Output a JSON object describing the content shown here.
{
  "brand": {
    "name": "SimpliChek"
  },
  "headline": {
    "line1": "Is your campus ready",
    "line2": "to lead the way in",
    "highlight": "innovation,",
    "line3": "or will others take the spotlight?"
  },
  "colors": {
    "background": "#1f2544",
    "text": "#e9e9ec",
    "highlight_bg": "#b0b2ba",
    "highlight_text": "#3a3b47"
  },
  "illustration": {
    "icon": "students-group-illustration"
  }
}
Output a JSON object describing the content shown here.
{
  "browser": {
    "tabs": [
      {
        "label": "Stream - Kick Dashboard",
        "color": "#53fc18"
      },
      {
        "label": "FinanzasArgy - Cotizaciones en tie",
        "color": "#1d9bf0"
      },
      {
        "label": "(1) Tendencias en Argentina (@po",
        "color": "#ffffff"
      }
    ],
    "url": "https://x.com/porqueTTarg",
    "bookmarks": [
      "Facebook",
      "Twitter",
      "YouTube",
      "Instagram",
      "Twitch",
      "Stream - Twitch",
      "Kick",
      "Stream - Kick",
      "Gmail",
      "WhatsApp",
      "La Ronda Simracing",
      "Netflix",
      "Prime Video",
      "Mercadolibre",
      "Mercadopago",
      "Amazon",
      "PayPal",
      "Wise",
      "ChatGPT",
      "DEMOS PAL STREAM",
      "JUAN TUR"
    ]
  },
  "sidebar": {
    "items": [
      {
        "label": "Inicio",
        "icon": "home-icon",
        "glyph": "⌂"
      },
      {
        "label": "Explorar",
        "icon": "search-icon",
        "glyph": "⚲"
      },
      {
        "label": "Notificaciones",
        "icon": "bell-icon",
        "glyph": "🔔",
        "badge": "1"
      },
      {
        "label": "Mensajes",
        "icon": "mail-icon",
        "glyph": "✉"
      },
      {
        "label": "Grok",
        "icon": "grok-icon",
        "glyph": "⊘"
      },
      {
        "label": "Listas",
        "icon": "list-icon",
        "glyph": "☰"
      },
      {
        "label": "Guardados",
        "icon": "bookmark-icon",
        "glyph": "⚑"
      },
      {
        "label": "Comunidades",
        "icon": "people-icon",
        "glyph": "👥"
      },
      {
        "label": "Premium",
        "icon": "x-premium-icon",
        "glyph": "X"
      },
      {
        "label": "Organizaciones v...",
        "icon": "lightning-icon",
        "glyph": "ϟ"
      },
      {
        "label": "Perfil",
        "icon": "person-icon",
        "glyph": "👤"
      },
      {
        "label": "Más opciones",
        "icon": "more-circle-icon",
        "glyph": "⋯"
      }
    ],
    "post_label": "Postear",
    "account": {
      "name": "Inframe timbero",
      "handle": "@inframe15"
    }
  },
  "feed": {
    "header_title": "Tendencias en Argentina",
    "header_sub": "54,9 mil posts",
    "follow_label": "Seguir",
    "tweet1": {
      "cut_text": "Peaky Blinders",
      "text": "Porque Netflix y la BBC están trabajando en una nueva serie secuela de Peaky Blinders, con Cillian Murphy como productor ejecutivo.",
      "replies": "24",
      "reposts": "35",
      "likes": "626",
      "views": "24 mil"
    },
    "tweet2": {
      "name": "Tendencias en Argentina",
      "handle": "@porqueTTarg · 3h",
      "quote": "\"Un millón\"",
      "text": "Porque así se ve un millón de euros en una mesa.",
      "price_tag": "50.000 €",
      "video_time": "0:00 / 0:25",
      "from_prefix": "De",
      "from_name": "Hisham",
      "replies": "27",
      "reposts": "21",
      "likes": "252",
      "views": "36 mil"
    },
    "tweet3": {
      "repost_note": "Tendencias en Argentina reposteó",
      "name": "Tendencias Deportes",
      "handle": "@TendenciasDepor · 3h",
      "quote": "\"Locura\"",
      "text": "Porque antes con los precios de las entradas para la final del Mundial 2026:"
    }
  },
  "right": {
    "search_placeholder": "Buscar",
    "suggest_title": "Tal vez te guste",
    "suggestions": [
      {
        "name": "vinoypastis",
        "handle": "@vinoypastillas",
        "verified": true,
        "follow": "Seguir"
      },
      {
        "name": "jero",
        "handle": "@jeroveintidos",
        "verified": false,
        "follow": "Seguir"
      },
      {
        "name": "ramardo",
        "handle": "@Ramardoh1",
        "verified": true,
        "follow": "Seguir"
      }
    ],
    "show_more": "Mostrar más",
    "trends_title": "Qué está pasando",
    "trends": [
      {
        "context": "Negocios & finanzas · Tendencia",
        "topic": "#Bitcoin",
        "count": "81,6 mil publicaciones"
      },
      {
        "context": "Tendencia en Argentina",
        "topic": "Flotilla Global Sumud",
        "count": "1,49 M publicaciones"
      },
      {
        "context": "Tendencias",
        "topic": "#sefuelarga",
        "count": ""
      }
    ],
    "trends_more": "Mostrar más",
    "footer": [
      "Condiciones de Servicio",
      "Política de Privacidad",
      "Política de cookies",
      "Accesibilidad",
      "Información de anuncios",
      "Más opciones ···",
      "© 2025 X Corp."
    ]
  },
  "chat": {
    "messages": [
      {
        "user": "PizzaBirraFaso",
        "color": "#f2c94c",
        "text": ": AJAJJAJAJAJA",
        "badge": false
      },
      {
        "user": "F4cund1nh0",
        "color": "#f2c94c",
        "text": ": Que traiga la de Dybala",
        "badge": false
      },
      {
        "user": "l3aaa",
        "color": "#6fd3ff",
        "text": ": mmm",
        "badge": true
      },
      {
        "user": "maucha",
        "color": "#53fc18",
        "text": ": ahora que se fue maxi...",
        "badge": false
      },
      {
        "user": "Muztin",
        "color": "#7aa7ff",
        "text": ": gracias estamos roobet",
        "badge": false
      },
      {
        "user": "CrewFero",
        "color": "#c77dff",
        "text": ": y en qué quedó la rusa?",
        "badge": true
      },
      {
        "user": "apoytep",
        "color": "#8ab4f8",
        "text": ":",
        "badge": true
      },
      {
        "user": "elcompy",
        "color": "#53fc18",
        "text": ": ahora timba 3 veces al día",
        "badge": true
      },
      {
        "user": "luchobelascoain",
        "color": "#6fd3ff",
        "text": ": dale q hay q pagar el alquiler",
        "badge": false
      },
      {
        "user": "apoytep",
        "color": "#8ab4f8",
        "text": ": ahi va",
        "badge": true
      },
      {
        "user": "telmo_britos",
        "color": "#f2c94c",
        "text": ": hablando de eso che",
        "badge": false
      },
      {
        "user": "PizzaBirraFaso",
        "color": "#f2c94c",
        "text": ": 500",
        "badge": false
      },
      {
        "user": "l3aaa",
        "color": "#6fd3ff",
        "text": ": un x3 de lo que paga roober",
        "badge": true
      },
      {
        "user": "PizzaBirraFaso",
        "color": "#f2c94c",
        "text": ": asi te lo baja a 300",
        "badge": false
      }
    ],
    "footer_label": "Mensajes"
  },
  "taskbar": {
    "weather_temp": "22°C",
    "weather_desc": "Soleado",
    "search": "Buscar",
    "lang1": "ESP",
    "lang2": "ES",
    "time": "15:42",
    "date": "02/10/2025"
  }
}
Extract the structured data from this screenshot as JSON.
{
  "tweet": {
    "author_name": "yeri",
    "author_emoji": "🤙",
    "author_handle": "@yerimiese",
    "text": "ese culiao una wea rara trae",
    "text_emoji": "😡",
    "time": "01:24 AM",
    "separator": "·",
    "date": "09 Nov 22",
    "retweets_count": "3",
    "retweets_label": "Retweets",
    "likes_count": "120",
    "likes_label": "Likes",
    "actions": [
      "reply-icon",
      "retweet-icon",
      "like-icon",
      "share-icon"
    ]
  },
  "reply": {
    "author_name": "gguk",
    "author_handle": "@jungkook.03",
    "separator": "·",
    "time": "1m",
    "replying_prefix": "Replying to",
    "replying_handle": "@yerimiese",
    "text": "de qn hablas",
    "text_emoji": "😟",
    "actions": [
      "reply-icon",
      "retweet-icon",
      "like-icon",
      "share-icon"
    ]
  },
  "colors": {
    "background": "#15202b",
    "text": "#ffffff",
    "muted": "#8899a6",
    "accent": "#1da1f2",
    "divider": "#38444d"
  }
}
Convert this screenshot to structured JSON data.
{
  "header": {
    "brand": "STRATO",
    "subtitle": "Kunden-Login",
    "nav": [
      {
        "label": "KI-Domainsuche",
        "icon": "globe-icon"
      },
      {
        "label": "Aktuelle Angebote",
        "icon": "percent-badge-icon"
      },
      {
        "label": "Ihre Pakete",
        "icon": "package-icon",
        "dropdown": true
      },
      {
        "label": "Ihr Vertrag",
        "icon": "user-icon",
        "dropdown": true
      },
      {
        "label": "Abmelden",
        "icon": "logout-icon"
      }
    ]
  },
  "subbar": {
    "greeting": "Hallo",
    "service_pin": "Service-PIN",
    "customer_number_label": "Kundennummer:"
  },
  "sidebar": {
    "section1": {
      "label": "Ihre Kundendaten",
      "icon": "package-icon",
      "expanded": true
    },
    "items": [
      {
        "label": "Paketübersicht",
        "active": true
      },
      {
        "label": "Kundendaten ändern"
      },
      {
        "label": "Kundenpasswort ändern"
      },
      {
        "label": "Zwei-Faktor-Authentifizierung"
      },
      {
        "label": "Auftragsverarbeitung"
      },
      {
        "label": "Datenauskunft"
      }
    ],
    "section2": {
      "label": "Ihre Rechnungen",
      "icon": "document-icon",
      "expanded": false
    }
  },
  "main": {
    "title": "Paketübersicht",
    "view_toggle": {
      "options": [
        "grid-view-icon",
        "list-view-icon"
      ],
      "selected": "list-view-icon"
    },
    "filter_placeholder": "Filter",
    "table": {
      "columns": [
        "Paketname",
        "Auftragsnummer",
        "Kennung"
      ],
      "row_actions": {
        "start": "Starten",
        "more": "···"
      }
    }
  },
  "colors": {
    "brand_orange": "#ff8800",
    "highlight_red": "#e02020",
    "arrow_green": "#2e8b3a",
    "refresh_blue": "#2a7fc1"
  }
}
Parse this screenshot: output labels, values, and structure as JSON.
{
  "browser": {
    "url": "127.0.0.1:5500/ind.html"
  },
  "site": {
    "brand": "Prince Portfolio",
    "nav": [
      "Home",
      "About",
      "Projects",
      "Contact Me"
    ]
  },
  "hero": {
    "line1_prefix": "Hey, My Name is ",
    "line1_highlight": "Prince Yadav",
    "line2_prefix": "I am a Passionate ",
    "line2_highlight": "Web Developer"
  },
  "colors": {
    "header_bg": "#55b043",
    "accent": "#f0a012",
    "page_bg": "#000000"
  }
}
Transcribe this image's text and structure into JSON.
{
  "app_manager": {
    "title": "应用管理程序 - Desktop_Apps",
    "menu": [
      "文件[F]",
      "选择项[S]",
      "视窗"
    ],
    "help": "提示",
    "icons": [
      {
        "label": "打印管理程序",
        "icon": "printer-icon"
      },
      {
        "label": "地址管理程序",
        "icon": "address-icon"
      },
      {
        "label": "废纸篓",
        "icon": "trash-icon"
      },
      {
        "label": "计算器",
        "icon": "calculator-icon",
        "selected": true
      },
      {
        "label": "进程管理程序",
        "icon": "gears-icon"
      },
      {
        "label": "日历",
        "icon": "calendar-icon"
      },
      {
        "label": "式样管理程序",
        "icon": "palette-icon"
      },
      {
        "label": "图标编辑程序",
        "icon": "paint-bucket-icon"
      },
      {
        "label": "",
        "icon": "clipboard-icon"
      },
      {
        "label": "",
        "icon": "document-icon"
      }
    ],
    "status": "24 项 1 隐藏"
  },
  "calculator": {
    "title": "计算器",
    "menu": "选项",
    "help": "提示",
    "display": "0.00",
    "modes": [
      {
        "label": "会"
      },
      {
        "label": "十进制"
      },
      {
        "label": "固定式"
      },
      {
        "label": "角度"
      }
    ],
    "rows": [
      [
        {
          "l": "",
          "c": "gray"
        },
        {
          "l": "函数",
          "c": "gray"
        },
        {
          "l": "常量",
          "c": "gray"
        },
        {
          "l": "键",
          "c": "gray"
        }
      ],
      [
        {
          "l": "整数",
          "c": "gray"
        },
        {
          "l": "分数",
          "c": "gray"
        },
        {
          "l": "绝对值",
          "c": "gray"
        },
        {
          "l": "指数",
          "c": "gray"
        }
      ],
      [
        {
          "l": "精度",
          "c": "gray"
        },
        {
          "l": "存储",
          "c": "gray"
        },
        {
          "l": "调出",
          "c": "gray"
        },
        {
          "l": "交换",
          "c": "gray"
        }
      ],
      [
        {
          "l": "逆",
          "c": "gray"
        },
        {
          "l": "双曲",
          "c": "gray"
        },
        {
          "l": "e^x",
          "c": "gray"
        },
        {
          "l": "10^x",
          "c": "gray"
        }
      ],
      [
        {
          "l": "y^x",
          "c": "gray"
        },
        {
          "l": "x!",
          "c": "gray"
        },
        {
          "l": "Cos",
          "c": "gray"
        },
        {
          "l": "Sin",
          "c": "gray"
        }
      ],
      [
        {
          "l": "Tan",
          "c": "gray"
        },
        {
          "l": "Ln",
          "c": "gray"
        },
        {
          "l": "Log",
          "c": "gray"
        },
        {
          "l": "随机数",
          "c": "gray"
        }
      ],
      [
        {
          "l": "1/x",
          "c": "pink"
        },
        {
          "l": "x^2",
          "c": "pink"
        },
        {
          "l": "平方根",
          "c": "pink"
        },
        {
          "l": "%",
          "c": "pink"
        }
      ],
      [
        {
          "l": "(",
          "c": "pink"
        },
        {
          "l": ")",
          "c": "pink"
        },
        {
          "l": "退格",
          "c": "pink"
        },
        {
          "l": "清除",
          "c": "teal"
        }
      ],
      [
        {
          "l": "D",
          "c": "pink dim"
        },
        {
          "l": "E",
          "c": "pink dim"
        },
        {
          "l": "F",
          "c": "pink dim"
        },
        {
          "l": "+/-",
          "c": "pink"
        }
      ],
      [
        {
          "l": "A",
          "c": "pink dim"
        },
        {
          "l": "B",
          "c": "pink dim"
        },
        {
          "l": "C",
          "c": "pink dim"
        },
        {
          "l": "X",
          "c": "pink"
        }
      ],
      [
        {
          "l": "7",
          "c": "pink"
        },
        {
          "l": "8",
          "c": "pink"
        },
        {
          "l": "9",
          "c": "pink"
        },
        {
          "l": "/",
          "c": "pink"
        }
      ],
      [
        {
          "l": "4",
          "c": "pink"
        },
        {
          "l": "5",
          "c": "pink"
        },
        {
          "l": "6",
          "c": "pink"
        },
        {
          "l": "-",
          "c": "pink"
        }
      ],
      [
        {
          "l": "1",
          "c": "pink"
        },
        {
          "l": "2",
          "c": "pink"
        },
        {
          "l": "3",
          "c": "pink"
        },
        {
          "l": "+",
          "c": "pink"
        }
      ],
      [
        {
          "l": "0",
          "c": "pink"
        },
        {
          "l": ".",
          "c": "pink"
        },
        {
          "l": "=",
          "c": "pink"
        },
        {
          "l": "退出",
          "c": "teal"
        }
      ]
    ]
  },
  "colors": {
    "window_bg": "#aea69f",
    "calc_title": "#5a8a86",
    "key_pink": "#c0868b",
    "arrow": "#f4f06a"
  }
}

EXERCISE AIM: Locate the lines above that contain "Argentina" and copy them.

TASK SOLUTION:
        "label": "(1) Tendencias en Argentina (@po",
    "header_title": "Tendencias en Argentina",
      "name": "Tendencias en Argentina",
      "repost_note": "Tendencias en Argentina reposteó",
        "context": "Tendencia en Argentina",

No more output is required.